→ What the exercise asks
Please retype every entry, keeping each one exactly as written.

→ Records supplied

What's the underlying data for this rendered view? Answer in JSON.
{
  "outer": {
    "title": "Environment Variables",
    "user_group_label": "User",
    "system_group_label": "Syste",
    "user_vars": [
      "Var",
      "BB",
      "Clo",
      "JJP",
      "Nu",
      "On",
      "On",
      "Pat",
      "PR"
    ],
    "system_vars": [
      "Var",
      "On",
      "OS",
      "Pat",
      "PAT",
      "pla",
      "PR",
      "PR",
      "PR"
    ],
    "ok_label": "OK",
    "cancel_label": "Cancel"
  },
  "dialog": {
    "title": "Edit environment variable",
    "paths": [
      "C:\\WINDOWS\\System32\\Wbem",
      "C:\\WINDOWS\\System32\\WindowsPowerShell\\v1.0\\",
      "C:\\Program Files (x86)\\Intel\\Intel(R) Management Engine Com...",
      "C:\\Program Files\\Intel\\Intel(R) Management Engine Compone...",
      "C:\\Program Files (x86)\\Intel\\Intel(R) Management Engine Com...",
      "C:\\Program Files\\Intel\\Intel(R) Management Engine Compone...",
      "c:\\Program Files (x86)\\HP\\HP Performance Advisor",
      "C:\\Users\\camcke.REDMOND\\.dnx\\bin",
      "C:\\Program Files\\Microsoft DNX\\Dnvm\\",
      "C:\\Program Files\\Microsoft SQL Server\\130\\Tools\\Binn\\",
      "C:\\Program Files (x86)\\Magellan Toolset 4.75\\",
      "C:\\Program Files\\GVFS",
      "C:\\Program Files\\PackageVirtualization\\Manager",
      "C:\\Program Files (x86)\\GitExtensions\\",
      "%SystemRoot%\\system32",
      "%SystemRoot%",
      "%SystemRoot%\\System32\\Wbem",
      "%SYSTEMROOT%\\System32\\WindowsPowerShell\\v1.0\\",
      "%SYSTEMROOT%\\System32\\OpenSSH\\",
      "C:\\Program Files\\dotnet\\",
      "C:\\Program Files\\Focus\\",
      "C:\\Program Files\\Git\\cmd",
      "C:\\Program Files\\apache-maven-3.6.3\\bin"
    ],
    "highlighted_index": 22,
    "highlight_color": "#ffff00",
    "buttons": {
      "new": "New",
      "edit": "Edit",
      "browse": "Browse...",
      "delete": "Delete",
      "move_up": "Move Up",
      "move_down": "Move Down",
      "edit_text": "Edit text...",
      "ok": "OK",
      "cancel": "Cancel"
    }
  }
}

→ Solution to this task
What's the underlying data for this rendered view? Answer in JSON.
{
  "outer": {
    "title": "Environment Variables",
    "user_group_label": "User",
    "system_group_label": "Syste",
    "user_vars": [
      "Var",
      "BB",
      "Clo",
      "JJP",
      "Nu",
      "On",
      "On",
      "Pat",
      "PR"
    ],
    "system_vars": [
      "Var",
      "On",
      "OS",
      "Pat",
      "PAT",
      "pla",
      "PR",
      "PR",
      "PR"
    ],
    "ok_label": "OK",
    "cancel_label": "Cancel"
  },
  "dialog": {
    "title": "Edit environment variable",
    "paths": [
      "C:\\WINDOWS\\System32\\Wbem",
      "C:\\WINDOWS\\System32\\WindowsPowerShell\\v1.0\\",
      "C:\\Program Files (x86)\\Intel\\Intel(R) Management Engine Com...",
      "C:\\Program Files\\Intel\\Intel(R) Management Engine Compone...",
      "C:\\Program Files (x86)\\Intel\\Intel(R) Management Engine Com...",
      "C:\\Program Files\\Intel\\Intel(R) Management Engine Compone...",
      "c:\\Program Files (x86)\\HP\\HP Performance Advisor",
      "C:\\Users\\camcke.REDMOND\\.dnx\\bin",
      "C:\\Program Files\\Microsoft DNX\\Dnvm\\",
      "C:\\Program Files\\Microsoft SQL Server\\130\\Tools\\Binn\\",
      "C:\\Program Files (x86)\\Magellan Toolset 4.75\\",
      "C:\\Program Files\\GVFS",
      "C:\\Program Files\\PackageVirtualization\\Manager",
      "C:\\Program Files (x86)\\GitExtensions\\",
      "%SystemRoot%\\system32",
      "%SystemRoot%",
      "%SystemRoot%\\System32\\Wbem",
      "%SYSTEMROOT%\\System32\\WindowsPowerShell\\v1.0\\",
      "%SYSTEMROOT%\\System32\\OpenSSH\\",
      "C:\\Program Files\\dotnet\\",
      "C:\\Program Files\\Focus\\",
      "C:\\Program Files\\Git\\cmd",
      "C:\\Program Files\\apache-maven-3.6.3\\bin"
    ],
    "highlighted_index": 22,
    "highlight_color": "#ffff00",
    "buttons": {
      "new": "New",
      "edit": "Edit",
      "browse": "Browse...",
      "delete": "Delete",
      "move_up": "Move Up",
      "move_down": "Move Down",
      "edit_text": "Edit text...",
      "ok": "OK",
      "cancel": "Cancel"
    }
  }
}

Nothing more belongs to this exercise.